Sports: Triathlon, running, cycling, swimming, snow skiing
Job: Creative Director of Her Sports + Fitness and freelance graphic designer
How I got started in sports: I grew up outside of Boston, and my folks put me on snow skis and water skis when I was 6. I also played on an all-boys baseball team (one of two girls in the entire league) and dreamt of being the first woman to play Major League Baseball. When it wasn't cool to play on a boy's team anymore, I took up soccer and tennis.
Athletic highlights: Crossing the finish line at the 1998 Ironman World Championship in Kona, Hawaii, and consistently placing in the top 10 to 15 percent of my age group in triathlon. Plus, I must include labor and delivery of my son in 2002, which lasted more than 25 hours!
Athletic goals: To continue to set PRs and push my own limits. I love setting goals--athletically, professionally and personally--and seeing if I can reach them.
Biggest training obstacle I've overcome: When I was diagnosed with Grave's disease (overactive thyroid) in 1999, my athletic lifestyle came to a screeching halt. I took a hard look at my training and stress levels and made changes. I took up yoga, improved my nutrition and tried to let stress go. I've been in remission since.
Weekly training routine: It's a juggling act. I make my 6-year-old son the priority when he's home and find a way to fit in the rest. My first workout is done before most people are up--I've been known to cycle on a bike trainer for two hours at 4 a.m. Typically I train about 14 hours a week at the height of triathlon season, completing three swims, three to four bike rides, five runs and two strength-training sessions.
Nutrition as training: I call it my fifth sport. You have to be serious about how you fuel your body. I still never eat enough fruits or veggies.

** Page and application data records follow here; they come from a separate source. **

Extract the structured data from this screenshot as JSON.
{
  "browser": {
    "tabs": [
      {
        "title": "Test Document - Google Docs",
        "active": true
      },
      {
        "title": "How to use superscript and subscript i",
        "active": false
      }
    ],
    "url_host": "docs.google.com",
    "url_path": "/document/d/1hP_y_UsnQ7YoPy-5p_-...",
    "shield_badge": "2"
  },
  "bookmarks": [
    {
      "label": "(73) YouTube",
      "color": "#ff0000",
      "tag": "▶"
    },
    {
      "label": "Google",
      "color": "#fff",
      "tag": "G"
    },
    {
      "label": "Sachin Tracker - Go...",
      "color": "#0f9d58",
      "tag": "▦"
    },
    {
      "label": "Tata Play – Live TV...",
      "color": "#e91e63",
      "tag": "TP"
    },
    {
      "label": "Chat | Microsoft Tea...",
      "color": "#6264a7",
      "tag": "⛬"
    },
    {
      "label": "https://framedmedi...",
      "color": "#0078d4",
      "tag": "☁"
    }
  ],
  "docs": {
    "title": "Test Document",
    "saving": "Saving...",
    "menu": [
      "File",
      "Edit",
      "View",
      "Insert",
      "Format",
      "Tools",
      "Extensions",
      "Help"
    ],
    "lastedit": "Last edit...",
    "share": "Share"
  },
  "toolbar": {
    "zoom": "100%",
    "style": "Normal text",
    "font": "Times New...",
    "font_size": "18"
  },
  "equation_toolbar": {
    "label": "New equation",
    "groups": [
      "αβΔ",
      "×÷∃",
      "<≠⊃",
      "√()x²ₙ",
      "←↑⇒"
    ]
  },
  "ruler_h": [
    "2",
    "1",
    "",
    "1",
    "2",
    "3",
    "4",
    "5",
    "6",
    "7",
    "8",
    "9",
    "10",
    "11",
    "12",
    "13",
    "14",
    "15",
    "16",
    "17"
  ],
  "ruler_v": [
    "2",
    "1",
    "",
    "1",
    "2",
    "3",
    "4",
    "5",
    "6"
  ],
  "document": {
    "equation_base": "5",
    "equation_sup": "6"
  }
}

If I could change one thing, I'd: Have four or five kids. I fantasize about the chaos.